Yeah come to me and we can hear okay any more questions. Then your slides, I missed a version definition when you listed the dependencies where are they defined like so. Basically, this is kind of like Ubuntu style, where the name is. The version is tied to the name and the name. Basically, the version is not important in UNIX at all, because that’s just basically a meter data and when, when the mix packages repository changes, you will just get the new package and inside there.
Of course there is the the version name, but we don’t do any. Like detection or something about the versions, you showed this plan example, so I want some specific like GStreamer version, and it was part of the name yeah. So when we have like, when you have like GStreamer, which you have version 1 and the version before 1, then we have basically two packages and then you can pick which one you want to use and you can always override the source and get another version.
If you want to change the upstream default for your project or server or whatever, what is the difference between Nix and docker? Let’s so, basically, docker tries to isolate the environments from your system right and provides a very nice API. On top of that, while sneaks basically tries to solve the packaging problem and configuration problem, so these are not like, I think, they’ll. Those two things go together, you can use.
Bower tunics. I think it’s called to generate Bower packages to generate nick’s packages from bower upstream in the next packages repository and then you would go in your project. Do the same for all the extra stuff that you want and basically the NICS knows all about about both sets of packages and you have those available and then you have all the Python dependencies available and then you use the DES make derivation and Nick shell to Develop on that and it will make it it will expose those packages for you to use.

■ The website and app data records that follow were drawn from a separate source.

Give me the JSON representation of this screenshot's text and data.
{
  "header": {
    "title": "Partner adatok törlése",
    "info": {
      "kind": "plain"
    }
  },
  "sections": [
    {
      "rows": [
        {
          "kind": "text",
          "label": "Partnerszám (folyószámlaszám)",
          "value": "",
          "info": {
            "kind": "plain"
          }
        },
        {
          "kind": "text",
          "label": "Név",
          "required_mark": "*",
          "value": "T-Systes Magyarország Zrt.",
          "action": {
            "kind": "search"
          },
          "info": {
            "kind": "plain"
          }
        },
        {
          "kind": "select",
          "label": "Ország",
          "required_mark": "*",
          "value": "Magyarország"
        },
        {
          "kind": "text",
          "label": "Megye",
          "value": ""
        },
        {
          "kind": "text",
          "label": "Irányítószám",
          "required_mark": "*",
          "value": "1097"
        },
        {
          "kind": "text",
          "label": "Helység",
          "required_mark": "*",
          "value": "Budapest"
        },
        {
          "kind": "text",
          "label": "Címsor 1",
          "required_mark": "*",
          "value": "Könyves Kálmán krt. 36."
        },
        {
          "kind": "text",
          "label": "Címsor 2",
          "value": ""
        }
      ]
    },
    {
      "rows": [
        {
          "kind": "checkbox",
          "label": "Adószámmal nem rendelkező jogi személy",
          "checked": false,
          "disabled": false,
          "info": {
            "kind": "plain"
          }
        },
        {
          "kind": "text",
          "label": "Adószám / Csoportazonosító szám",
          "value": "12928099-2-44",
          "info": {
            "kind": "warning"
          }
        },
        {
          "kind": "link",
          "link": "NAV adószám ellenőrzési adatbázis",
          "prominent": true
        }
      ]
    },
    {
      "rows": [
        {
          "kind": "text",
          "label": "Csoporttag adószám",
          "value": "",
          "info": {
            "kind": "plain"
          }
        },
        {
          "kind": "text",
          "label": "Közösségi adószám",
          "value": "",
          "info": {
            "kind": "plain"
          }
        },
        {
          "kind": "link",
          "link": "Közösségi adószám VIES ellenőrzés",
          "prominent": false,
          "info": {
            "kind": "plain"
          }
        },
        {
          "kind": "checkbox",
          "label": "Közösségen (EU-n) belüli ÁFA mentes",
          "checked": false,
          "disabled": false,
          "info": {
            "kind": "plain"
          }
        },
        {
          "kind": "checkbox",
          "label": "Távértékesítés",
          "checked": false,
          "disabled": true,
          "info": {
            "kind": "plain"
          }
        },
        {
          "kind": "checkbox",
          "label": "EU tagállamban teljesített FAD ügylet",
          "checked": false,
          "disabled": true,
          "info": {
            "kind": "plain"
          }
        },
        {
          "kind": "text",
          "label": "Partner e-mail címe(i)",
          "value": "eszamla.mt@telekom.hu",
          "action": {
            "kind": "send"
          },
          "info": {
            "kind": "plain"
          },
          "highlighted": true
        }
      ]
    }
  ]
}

It’s really hard to explain this without an example. But there are, there is a blog post. If you, if you google around, you, will see how it’s used for notes packages for Bower, I don’t think it’s, but it’s the same thing I mean it’s just the front end, and this is exactly where Nick’s really shines when you have to combine two two stacks Together, you